## Data extracts
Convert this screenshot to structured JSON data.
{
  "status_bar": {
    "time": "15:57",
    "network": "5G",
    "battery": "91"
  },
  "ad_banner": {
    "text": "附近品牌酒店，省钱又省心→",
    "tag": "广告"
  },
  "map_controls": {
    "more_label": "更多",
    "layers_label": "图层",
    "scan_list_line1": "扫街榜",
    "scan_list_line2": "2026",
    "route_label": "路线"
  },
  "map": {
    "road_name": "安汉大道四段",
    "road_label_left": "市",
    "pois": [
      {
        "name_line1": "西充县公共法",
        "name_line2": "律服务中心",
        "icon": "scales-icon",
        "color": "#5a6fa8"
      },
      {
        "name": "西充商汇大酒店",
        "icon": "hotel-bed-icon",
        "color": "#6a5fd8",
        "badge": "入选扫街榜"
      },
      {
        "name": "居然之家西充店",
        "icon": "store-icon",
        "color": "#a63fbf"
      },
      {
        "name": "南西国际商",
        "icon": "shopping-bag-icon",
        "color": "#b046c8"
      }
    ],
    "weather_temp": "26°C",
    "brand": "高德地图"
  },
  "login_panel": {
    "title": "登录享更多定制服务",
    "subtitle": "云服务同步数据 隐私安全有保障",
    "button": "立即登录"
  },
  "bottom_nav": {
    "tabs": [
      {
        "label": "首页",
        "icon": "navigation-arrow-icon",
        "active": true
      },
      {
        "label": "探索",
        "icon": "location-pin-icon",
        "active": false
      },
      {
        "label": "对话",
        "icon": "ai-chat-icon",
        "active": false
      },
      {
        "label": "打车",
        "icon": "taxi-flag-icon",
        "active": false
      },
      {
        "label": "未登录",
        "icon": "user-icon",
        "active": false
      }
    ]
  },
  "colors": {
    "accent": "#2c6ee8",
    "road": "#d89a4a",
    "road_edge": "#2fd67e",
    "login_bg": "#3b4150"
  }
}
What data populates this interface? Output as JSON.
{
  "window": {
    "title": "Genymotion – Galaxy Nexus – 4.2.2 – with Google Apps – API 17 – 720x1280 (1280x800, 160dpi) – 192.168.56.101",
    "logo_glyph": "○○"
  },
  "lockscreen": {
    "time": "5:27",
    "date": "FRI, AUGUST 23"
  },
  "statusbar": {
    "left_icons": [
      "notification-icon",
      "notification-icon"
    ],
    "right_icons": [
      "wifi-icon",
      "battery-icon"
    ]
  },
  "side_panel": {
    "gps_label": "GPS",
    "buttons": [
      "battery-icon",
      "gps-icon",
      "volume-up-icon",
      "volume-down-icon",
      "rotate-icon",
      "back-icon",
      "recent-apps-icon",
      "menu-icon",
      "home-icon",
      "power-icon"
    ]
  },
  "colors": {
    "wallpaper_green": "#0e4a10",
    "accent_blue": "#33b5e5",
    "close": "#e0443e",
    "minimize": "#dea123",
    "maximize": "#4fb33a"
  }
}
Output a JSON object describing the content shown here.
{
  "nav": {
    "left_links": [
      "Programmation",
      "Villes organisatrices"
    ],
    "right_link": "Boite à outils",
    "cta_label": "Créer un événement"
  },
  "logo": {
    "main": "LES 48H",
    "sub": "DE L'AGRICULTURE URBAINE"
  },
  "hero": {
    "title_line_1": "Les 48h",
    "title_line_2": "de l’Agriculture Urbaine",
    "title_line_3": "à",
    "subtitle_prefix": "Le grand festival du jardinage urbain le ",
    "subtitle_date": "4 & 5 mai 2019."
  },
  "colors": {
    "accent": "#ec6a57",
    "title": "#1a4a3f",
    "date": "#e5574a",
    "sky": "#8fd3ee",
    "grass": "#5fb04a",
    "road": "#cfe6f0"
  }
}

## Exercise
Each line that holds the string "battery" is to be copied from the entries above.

## Response for this exercise
    "battery": "91"
      "battery-icon"
      "battery-icon",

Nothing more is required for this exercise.